[...] very reasonably responded that Skolem's formalist viewpoint
ought to reckon the downward LöwenheimSkolem theorem meaningless
just like the upward." – Hodges (1993).
 "Legend has it that Thoralf Skolem, up until the end of his
life, was scandalized by the association of his name to a result of
this type, which he considered an absurdity, nondenumerable sets
being, for him, fictions without real existence." – Poizat
(2000).
References
The LöwenheimSkolem theorem is treated in all introductory
texts on model
theory or mathematical logic.
Historical publications
 Veblen, Oswald
(1904), "A System of Axioms for Geometry", Transactions of the
American Mathematical Society 5 (3): 343–384,

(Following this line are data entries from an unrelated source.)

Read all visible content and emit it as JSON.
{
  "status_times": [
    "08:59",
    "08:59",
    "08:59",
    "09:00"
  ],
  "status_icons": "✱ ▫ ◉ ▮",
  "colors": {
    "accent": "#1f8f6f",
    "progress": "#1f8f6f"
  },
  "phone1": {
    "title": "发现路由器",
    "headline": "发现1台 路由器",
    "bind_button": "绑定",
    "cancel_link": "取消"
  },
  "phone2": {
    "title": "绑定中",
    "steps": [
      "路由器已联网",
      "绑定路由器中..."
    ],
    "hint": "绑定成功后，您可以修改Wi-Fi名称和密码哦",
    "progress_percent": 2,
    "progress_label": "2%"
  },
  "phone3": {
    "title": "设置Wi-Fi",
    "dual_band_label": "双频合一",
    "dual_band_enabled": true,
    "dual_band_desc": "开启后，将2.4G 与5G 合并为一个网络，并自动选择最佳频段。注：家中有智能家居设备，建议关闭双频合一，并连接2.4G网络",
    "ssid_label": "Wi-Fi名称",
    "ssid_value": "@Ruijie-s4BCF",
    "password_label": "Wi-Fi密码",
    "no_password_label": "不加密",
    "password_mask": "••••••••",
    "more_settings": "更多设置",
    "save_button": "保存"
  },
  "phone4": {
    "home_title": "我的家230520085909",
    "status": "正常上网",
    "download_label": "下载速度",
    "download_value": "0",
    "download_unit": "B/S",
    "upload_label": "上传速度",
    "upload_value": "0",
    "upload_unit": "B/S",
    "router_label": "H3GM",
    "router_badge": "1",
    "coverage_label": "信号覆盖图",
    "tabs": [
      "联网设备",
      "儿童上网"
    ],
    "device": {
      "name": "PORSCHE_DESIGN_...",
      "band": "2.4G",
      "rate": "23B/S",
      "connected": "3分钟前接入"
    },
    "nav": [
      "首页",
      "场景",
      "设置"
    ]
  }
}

doi:10.2307/1986462, ISSN 00029947
 Löwenheim,
Leopold (1915), "Über Möglichkeiten im Relativkalkül",
Mathematische Annalen 76: 447–470, doi:10.1007/BF01458217, ISSN 00255831
 Skolem, Thoralf
(1920), "Logischkombinatorische Untersuchungen über die
Erfüllbarkeit oder Beweisbarkeit mathematischer Sätze nebst einem
Theoreme über dichte Mengen", Videnskapsselskapet Skrifter, I.
Matematisknaturvidenskabelig Klasse 6:
1–36
 Skolem,
Thoralf (1923) Einige Bemerkungen zu axiomatischen Begründung
der Mengenlehre, Mathematikerkongressen i Helsingfors 4.–7.
Juli 1922, Den femte skandinaviska matematikerkongressen,
Redogoerelse, 217–232.
 Skolem, Thoralf
(1929), "Über einige Grundlagenfragen der Mathematik", Skrifter
utgitt av det Norske VidenskapsAkademi i Oslo, I.
Matematisknaturvidenskabelig Klasse 7:
1–49
 Maltsev, Anatoly
Ivanovich (1936), "Untersuchungen aus dem Gebiete der
mathematischen Logik", Matematicheskii Sbornik, n.s.
1: 323–336
Secondary
sources
 Badesa, Calixto
(2004), The Birth of Model Theory: Löwenheim's Theorem in the
Frame of the Theory of Relatives, Princeton, NJ: Princeton
University Press, ISBN
9780691058535
 Burris, Stanley N., Contributions of the
Logicians, Part II, From Richard Dedekind to Gerhard
Gentzen
 Burris, Stanley N., Downward Löwenheim–Skolem
theorem
 Dawson, John W.,
Jr. (1993), "The compactness of FirstOrder Logic: From Gödel to
Lindström", History and Philosophy of Logic
14: 15–37, doi:10.1080/01445349308837208
 Hodges, Wilfrid
(1993), Model theory, Cambridge: Cambridge Univ. Pr., ISBN
9780521304429
 Poizat, Bruno
(2000), A Course in Model Theory: An Introduction to
Contemporary Mathematical Logic, Berlin, New York: Springer,
ISBN
9780387986555
 Simpson, Stephen G. (1998), Model Theory